Wednesday, December 16, 2009
What I’d like to see; but what we will see
Health care reform legislation is moving too fast for Sen. Olympia Snowe (R-ME), isn’t punitive enough for women who wish to exercise their legal right to reproductive choice for Sen. Ben Nelson (D-NE), and isn’t what Sen. Joseph Lieberman (I-CT) says he wants this week.
Take those three senators out of the equation and truly meaningful health care reform would pass out of the Senate in a heartbeat. Even with them sticking to their vows of obstruction, it could still pass once the majority breaks a filibuster that the minority, with the help of the three recalcitrants, seems intent on mounting.
So this is what I would like to see happen.
I would like for Majority Leader Harry Reid (D-NV) to call their bluff and move to invoke cloture (cut off debate). When cloture fails, I would like for him to let the 40 Republicans and 2 other obstructionists take the floor and start talking.
I would like for Leader Reid and the rest of the Democrats to have the courage to stand on the floor as long as the debate proceeds.
I would like to see Sen. Snowe talk right into the night on Christmas eve, explaining why the attempt to pass a national health care bill first proposed by President Theodore Roosevelt is moving too fast.
I would like to see Sen. Nelson hold forth on Christmas morning about why a woman should be denied the right to use her own money to terminate a pregnancy after she has reached such a difficult decision in consultation with her family, physician, and religious advisor.
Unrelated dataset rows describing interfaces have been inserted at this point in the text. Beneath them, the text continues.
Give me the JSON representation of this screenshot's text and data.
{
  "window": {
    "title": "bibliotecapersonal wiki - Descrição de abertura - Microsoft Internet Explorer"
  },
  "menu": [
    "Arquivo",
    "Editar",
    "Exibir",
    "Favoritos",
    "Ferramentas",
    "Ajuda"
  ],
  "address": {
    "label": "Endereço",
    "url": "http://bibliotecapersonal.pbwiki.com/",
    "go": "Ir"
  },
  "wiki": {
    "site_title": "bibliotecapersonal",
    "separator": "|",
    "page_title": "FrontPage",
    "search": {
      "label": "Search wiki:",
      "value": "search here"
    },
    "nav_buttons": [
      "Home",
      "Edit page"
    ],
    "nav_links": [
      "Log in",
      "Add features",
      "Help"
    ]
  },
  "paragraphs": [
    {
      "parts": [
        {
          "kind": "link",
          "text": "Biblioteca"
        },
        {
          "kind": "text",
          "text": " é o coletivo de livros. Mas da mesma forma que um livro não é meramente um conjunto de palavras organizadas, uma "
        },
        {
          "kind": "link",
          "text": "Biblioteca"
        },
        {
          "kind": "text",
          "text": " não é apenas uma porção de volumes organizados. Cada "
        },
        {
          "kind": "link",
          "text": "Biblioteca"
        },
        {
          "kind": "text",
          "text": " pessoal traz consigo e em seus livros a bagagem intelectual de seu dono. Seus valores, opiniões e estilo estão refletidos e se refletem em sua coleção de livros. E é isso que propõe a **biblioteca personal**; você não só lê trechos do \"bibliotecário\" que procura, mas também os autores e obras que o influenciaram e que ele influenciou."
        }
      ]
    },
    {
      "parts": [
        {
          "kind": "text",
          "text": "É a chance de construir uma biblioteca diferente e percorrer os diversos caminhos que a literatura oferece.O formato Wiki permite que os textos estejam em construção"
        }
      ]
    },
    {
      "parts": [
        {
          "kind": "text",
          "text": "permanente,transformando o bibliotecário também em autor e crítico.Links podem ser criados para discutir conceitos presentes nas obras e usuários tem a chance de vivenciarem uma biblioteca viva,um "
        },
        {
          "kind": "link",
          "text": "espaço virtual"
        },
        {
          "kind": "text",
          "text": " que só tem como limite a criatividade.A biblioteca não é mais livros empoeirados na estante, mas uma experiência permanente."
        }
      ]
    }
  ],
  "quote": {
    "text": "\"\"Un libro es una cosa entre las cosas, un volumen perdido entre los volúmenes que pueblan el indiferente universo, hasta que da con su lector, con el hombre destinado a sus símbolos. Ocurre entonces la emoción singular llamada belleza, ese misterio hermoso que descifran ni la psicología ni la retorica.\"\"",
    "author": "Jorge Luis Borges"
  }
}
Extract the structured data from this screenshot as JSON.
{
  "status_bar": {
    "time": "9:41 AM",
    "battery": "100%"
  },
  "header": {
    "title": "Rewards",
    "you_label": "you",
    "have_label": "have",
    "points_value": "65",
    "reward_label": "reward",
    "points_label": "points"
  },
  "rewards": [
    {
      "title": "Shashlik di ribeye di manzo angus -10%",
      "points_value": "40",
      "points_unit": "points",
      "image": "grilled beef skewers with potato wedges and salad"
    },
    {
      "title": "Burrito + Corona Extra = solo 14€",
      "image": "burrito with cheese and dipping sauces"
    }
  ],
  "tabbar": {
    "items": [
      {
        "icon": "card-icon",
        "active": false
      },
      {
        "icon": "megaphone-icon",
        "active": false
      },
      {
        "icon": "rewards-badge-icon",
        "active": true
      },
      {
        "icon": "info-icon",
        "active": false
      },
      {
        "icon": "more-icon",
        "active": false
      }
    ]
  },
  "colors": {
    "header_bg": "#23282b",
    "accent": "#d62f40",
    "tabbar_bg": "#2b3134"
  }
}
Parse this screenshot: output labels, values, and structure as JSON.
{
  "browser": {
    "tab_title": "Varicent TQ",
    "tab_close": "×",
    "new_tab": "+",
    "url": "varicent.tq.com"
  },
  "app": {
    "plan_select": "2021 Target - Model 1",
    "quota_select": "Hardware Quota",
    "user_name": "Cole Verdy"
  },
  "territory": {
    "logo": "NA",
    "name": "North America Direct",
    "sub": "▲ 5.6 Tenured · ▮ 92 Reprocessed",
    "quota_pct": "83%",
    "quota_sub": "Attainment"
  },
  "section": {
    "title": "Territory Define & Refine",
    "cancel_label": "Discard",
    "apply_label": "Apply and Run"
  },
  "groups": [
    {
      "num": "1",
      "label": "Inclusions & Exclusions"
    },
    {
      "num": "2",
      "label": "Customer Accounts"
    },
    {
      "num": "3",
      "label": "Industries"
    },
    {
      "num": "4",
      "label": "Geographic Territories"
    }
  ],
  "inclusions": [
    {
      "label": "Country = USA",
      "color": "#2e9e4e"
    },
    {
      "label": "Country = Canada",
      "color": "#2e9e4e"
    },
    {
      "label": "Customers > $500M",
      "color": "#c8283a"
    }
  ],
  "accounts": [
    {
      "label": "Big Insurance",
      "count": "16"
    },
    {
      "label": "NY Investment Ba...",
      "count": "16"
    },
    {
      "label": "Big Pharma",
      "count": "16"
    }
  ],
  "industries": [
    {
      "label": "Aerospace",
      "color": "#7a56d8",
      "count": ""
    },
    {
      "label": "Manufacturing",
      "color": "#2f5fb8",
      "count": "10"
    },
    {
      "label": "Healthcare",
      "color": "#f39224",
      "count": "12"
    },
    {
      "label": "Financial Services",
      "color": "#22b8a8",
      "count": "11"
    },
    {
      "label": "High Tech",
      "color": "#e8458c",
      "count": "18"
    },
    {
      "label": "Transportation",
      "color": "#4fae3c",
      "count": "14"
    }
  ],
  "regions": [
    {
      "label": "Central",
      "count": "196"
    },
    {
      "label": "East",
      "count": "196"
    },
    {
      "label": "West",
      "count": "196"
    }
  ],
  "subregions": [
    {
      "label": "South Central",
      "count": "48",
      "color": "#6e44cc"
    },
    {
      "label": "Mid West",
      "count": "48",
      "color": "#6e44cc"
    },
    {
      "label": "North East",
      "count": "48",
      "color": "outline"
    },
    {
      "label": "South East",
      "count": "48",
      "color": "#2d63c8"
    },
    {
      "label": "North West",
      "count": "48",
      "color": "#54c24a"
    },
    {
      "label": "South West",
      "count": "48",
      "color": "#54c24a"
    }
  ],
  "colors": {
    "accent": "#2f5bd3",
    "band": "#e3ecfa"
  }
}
And I would like to see Sen. Lieberman spend all Christmas afternoon explaining why he used to be for universal health care but is against it now, why 10 days ago he was open to a Medicare buy-in provision but 5 days ago had decided the country couldn’t afford it even before the CBO makes such a determination, and just in general how gratifying he finds the experience of being THE MOST IMPORTANT PERSON IN THE WORLD to be.
Then, through Christmas night and the days to follow, I would like to see at least any one of the senators favoring passage to stay on the Senate floor at all times, so that when finally the Republicans and their allies have enraged the country enough by bringing the government to a standstill that they have to relent, a proponent of passage will be on the floor to move for a vote.
That is not what we will see, however.
As of this writing, it looks like what we will see is a senate bill devoid of any public option and devoid of any buy-in. It will probably pass out of the Senate with 60 votes on the 23rd or 24th of December. Every member of Congress will then go home until after New Year’s. In early January, conferees between the House and Senate will meet. The conferees may try to insert an anemic public option of some sort, but that will probably fail. A bill without the public option will pass in the House by a two or three vote margin and in the Senate with 53 or 54 votes total. The President will sign it and claim a victory.
Former Governor and Democratic Party Chairman Howard Dean is one of my heroes. His steadfast leadership on health care reform has been an inspiration. Thus it is with great reluctance that I find myself in disagreement with him over whether it’s time to kill this bill. I think it is not.
The bill the President will finally sign will be an ugly piece of legislation – far short of what the majority of us want, and totally inadequate for what we need as a country. But it will have some reforms that are more that trivial.
This legislation is no longer about health care; it’s only about health insurance reform, and a weak version at that. But it is reform, and it will help. And most importantly, it represents something well short of the victory that the malignant health insurance industry had hoped for. If for no other reason, that is reason enough to pass it.